-- Records to use --
[Start of Attachment]

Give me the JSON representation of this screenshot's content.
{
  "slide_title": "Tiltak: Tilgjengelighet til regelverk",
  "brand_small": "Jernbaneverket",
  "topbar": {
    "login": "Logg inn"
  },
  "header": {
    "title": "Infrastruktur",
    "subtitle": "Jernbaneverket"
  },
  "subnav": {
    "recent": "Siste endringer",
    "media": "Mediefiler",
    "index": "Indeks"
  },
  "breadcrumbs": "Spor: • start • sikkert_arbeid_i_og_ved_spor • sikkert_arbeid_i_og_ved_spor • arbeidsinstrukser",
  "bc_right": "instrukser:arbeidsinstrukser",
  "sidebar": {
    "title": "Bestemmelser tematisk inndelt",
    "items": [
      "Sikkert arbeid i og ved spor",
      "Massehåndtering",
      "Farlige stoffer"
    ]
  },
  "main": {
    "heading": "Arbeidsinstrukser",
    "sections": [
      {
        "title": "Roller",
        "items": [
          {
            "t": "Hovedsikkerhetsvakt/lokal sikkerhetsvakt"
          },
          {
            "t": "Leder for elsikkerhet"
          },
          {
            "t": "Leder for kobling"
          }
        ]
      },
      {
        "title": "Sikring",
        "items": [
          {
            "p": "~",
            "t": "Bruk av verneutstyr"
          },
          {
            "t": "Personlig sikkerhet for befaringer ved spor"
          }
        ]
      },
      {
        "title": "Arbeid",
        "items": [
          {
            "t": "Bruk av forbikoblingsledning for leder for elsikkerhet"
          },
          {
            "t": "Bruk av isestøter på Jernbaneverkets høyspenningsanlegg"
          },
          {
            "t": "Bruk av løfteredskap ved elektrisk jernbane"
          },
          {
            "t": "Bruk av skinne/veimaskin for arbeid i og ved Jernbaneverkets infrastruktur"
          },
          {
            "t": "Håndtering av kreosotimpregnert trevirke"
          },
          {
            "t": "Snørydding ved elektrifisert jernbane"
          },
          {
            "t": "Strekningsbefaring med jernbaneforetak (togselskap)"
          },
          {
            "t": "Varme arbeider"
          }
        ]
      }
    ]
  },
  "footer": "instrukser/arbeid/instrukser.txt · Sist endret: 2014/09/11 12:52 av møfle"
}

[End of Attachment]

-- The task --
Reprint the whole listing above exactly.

-- Solution to the exercise --
Give me the JSON representation of this screenshot's content.
{
  "slide_title": "Tiltak: Tilgjengelighet til regelverk",
  "brand_small": "Jernbaneverket",
  "topbar": {
    "login": "Logg inn"
  },
  "header": {
    "title": "Infrastruktur",
    "subtitle": "Jernbaneverket"
  },
  "subnav": {
    "recent": "Siste endringer",
    "media": "Mediefiler",
    "index": "Indeks"
  },
  "breadcrumbs": "Spor: • start • sikkert_arbeid_i_og_ved_spor • sikkert_arbeid_i_og_ved_spor • arbeidsinstrukser",
  "bc_right": "instrukser:arbeidsinstrukser",
  "sidebar": {
    "title": "Bestemmelser tematisk inndelt",
    "items": [
      "Sikkert arbeid i og ved spor",
      "Massehåndtering",
      "Farlige stoffer"
    ]
  },
  "main": {
    "heading": "Arbeidsinstrukser",
    "sections": [
      {
        "title": "Roller",
        "items": [
          {
            "t": "Hovedsikkerhetsvakt/lokal sikkerhetsvakt"
          },
          {
            "t": "Leder for elsikkerhet"
          },
          {
            "t": "Leder for kobling"
          }
        ]
      },
      {
        "title": "Sikring",
        "items": [
          {
            "p": "~",
            "t": "Bruk av verneutstyr"
          },
          {
            "t": "Personlig sikkerhet for befaringer ved spor"
          }
        ]
      },
      {
        "title": "Arbeid",
        "items": [
          {
            "t": "Bruk av forbikoblingsledning for leder for elsikkerhet"
          },
          {
            "t": "Bruk av isestøter på Jernbaneverkets høyspenningsanlegg"
          },
          {
            "t": "Bruk av løfteredskap ved elektrisk jernbane"
          },
          {
            "t": "Bruk av skinne/veimaskin for arbeid i og ved Jernbaneverkets infrastruktur"
          },
          {
            "t": "Håndtering av kreosotimpregnert trevirke"
          },
          {
            "t": "Snørydding ved elektrifisert jernbane"
          },
          {
            "t": "Strekningsbefaring med jernbaneforetak (togselskap)"
          },
          {
            "t": "Varme arbeider"
          }
        ]
      }
    ]
  },
  "footer": "instrukser/arbeid/instrukser.txt · Sist endret: 2014/09/11 12:52 av møfle"
}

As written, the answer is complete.